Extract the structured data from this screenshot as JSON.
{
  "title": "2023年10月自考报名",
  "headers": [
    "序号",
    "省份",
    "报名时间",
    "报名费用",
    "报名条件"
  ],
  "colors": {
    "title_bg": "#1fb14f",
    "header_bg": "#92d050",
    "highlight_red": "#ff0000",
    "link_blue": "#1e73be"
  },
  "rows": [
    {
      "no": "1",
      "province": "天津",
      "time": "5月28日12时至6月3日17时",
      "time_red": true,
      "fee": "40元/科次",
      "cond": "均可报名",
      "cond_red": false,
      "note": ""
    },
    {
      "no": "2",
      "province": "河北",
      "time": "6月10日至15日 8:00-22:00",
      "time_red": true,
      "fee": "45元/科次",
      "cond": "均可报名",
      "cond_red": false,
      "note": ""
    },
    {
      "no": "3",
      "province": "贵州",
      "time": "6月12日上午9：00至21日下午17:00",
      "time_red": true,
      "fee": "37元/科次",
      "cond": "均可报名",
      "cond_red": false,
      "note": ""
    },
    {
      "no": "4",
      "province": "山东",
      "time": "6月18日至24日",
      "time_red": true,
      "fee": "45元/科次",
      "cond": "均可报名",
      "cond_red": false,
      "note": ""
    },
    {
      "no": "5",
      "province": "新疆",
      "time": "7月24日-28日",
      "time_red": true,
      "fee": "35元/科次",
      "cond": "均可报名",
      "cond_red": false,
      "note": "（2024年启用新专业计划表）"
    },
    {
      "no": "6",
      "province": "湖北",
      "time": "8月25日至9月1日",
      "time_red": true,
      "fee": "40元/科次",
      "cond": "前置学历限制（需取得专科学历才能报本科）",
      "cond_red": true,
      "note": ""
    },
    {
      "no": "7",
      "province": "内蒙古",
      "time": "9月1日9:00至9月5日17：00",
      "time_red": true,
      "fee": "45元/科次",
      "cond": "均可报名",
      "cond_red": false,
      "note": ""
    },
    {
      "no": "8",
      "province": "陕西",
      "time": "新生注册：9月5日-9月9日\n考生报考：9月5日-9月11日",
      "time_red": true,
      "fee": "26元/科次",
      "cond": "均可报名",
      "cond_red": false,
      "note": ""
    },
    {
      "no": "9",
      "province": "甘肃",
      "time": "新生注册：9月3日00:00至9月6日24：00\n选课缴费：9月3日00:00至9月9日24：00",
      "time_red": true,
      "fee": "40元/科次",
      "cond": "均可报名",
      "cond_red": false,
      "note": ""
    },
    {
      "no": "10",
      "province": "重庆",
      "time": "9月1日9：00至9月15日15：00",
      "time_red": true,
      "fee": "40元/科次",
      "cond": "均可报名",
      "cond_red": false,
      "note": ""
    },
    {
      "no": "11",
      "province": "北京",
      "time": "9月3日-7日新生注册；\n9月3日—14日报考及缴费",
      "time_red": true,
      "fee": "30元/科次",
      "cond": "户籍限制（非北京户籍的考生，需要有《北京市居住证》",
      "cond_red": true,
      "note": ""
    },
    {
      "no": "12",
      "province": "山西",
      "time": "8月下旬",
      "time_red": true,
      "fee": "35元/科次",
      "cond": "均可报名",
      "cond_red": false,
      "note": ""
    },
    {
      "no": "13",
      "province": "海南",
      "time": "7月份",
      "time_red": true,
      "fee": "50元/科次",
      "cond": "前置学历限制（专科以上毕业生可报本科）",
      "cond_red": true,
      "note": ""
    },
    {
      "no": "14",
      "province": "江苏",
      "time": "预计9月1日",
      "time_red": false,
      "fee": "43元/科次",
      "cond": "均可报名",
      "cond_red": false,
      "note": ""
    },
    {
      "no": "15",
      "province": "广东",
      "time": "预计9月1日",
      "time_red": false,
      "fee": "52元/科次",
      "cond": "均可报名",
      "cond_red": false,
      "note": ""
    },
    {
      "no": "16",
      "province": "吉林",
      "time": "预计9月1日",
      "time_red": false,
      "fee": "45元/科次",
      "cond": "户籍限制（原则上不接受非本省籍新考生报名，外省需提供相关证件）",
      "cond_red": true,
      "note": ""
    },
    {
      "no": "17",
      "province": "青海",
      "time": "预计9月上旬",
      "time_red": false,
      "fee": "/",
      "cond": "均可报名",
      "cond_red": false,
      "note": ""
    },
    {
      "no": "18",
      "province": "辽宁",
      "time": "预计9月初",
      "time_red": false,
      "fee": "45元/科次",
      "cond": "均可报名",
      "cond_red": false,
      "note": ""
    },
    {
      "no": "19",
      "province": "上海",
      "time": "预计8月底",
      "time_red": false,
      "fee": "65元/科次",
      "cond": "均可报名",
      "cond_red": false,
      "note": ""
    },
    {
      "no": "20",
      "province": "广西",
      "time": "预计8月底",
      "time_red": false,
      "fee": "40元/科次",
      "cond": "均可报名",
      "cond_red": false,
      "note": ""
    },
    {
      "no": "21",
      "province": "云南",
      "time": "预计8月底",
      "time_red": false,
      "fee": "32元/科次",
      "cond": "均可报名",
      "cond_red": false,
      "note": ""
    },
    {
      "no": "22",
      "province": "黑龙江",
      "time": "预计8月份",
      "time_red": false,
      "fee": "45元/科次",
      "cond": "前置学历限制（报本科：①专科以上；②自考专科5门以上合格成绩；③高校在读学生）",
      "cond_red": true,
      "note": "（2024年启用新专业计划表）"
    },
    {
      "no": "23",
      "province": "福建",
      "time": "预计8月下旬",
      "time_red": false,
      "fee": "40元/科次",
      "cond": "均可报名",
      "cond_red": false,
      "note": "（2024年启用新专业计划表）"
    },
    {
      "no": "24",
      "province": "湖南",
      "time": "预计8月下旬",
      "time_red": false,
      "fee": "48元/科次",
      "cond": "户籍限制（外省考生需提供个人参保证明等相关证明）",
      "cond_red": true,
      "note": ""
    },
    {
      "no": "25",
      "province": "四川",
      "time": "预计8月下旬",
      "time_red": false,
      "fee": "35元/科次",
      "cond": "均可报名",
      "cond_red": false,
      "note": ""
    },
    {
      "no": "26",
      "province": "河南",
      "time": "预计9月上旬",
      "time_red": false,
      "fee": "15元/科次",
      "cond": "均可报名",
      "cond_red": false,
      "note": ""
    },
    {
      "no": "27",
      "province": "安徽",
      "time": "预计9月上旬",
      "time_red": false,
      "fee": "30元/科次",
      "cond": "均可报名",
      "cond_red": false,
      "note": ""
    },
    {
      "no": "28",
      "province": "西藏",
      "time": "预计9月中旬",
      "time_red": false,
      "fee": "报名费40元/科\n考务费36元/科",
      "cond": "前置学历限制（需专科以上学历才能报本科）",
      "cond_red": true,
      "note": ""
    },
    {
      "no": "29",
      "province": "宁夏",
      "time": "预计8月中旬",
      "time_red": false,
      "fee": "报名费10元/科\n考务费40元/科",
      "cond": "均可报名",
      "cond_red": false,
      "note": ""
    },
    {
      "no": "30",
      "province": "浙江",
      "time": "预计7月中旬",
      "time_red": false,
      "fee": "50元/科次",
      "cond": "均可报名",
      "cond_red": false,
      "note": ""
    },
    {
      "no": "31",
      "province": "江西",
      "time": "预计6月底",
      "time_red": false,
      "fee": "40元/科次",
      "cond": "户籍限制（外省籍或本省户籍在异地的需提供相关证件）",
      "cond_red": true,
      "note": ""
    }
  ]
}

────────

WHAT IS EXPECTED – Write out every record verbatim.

TASK ANSWER –
Extract the structured data from this screenshot as JSON.
{
  "title": "2023年10月自考报名",
  "headers": [
    "序号",
    "省份",
    "报名时间",
    "报名费用",
    "报名条件"
  ],
  "colors": {
    "title_bg": "#1fb14f",
    "header_bg": "#92d050",
    "highlight_red": "#ff0000",
    "link_blue": "#1e73be"
  },
  "rows": [
    {
      "no": "1",
      "province": "天津",
      "time": "5月28日12时至6月3日17时",
      "time_red": true,
      "fee": "40元/科次",
      "cond": "均可报名",
      "cond_red": false,
      "note": ""
    },
    {
      "no": "2",
      "province": "河北",
      "time": "6月10日至15日 8:00-22:00",
      "time_red": true,
      "fee": "45元/科次",
      "cond": "均可报名",
      "cond_red": false,
      "note": ""
    },
    {
      "no": "3",
      "province": "贵州",
      "time": "6月12日上午9：00至21日下午17:00",
      "time_red": true,
      "fee": "37元/科次",
      "cond": "均可报名",
      "cond_red": false,
      "note": ""
    },
    {
      "no": "4",
      "province": "山东",
      "time": "6月18日至24日",
      "time_red": true,
      "fee": "45元/科次",
      "cond": "均可报名",
      "cond_red": false,
      "note": ""
    },
    {
      "no": "5",
      "province": "新疆",
      "time": "7月24日-28日",
      "time_red": true,
      "fee": "35元/科次",
      "cond": "均可报名",
      "cond_red": false,
      "note": "（2024年启用新专业计划表）"
    },
    {
      "no": "6",
      "province": "湖北",
      "time": "8月25日至9月1日",
      "time_red": true,
      "fee": "40元/科次",
      "cond": "前置学历限制（需取得专科学历才能报本科）",
      "cond_red": true,
      "note": ""
    },
    {
      "no": "7",
      "province": "内蒙古",
      "time": "9月1日9:00至9月5日17：00",
      "time_red": true,
      "fee": "45元/科次",
      "cond": "均可报名",
      "cond_red": false,
      "note": ""
    },
    {
      "no": "8",
      "province": "陕西",
      "time": "新生注册：9月5日-9月9日\n考生报考：9月5日-9月11日",
      "time_red": true,
      "fee": "26元/科次",
      "cond": "均可报名",
      "cond_red": false,
      "note": ""
    },
    {
      "no": "9",
      "province": "甘肃",
      "time": "新生注册：9月3日00:00至9月6日24：00\n选课缴费：9月3日00:00至9月9日24：00",
      "time_red": true,
      "fee": "40元/科次",
      "cond": "均可报名",
      "cond_red": false,
      "note": ""
    },
    {
      "no": "10",
      "province": "重庆",
      "time": "9月1日9：00至9月15日15：00",
      "time_red": true,
      "fee": "40元/科次",
      "cond": "均可报名",
      "cond_red": false,
      "note": ""
    },
    {
      "no": "11",
      "province": "北京",
      "time": "9月3日-7日新生注册；\n9月3日—14日报考及缴费",
      "time_red": true,
      "fee": "30元/科次",
      "cond": "户籍限制（非北京户籍的考生，需要有《北京市居住证》",
      "cond_red": true,
      "note": ""
    },
    {
      "no": "12",
      "province": "山西",
      "time": "8月下旬",
      "time_red": true,
      "fee": "35元/科次",
      "cond": "均可报名",
      "cond_red": false,
      "note": ""
    },
    {
      "no": "13",
      "province": "海南",
      "time": "7月份",
      "time_red": true,
      "fee": "50元/科次",
      "cond": "前置学历限制（专科以上毕业生可报本科）",
      "cond_red": true,
      "note": ""
    },
    {
      "no": "14",
      "province": "江苏",
      "time": "预计9月1日",
      "time_red": false,
      "fee": "43元/科次",
      "cond": "均可报名",
      "cond_red": false,
      "note": ""
    },
    {
      "no": "15",
      "province": "广东",
      "time": "预计9月1日",
      "time_red": false,
      "fee": "52元/科次",
      "cond": "均可报名",
      "cond_red": false,
      "note": ""
    },
    {
      "no": "16",
      "province": "吉林",
      "time": "预计9月1日",
      "time_red": false,
      "fee": "45元/科次",
      "cond": "户籍限制（原则上不接受非本省籍新考生报名，外省需提供相关证件）",
      "cond_red": true,
      "note": ""
    },
    {
      "no": "17",
      "province": "青海",
      "time": "预计9月上旬",
      "time_red": false,
      "fee": "/",
      "cond": "均可报名",
      "cond_red": false,
      "note": ""
    },
    {
      "no": "18",
      "province": "辽宁",
      "time": "预计9月初",
      "time_red": false,
      "fee": "45元/科次",
      "cond": "均可报名",
      "cond_red": false,
      "note": ""
    },
    {
      "no": "19",
      "province": "上海",
      "time": "预计8月底",
      "time_red": false,
      "fee": "65元/科次",
      "cond": "均可报名",
      "cond_red": false,
      "note": ""
    },
    {
      "no": "20",
      "province": "广西",
      "time": "预计8月底",
      "time_red": false,
      "fee": "40元/科次",
      "cond": "均可报名",
      "cond_red": false,
      "note": ""
    },
    {
      "no": "21",
      "province": "云南",
      "time": "预计8月底",
      "time_red": false,
      "fee": "32元/科次",
      "cond": "均可报名",
      "cond_red": false,
      "note": ""
    },
    {
      "no": "22",
      "province": "黑龙江",
      "time": "预计8月份",
      "time_red": false,
      "fee": "45元/科次",
      "cond": "前置学历限制（报本科：①专科以上；②自考专科5门以上合格成绩；③高校在读学生）",
      "cond_red": true,
      "note": "（2024年启用新专业计划表）"
    },
    {
      "no": "23",
      "province": "福建",
      "time": "预计8月下旬",
      "time_red": false,
      "fee": "40元/科次",
      "cond": "均可报名",
      "cond_red": false,
      "note": "（2024年启用新专业计划表）"
    },
    {
      "no": "24",
      "province": "湖南",
      "time": "预计8月下旬",
      "time_red": false,
      "fee": "48元/科次",
      "cond": "户籍限制（外省考生需提供个人参保证明等相关证明）",
      "cond_red": true,
      "note": ""
    },
    {
      "no": "25",
      "province": "四川",
      "time": "预计8月下旬",
      "time_red": false,
      "fee": "35元/科次",
      "cond": "均可报名",
      "cond_red": false,
      "note": ""
    },
    {
      "no": "26",
      "province": "河南",
      "time": "预计9月上旬",
      "time_red": false,
      "fee": "15元/科次",
      "cond": "均可报名",
      "cond_red": false,
      "note": ""
    },
    {
      "no": "27",
      "province": "安徽",
      "time": "预计9月上旬",
      "time_red": false,
      "fee": "30元/科次",
      "cond": "均可报名",
      "cond_red": false,
      "note": ""
    },
    {
      "no": "28",
      "province": "西藏",
      "time": "预计9月中旬",
      "time_red": false,
      "fee": "报名费40元/科\n考务费36元/科",
      "cond": "前置学历限制（需专科以上学历才能报本科）",
      "cond_red": true,
      "note": ""
    },
    {
      "no": "29",
      "province": "宁夏",
      "time": "预计8月中旬",
      "time_red": false,
      "fee": "报名费10元/科\n考务费40元/科",
      "cond": "均可报名",
      "cond_red": false,
      "note": ""
    },
    {
      "no": "30",
      "province": "浙江",
      "time": "预计7月中旬",
      "time_red": false,
      "fee": "50元/科次",
      "cond": "均可报名",
      "cond_red": false,
      "note": ""
    },
    {
      "no": "31",
      "province": "江西",
      "time": "预计6月底",
      "time_red": false,
      "fee": "40元/科次",
      "cond": "户籍限制（外省籍或本省户籍在异地的需提供相关证件）",
      "cond_red": true,
      "note": ""
    }
  ]
}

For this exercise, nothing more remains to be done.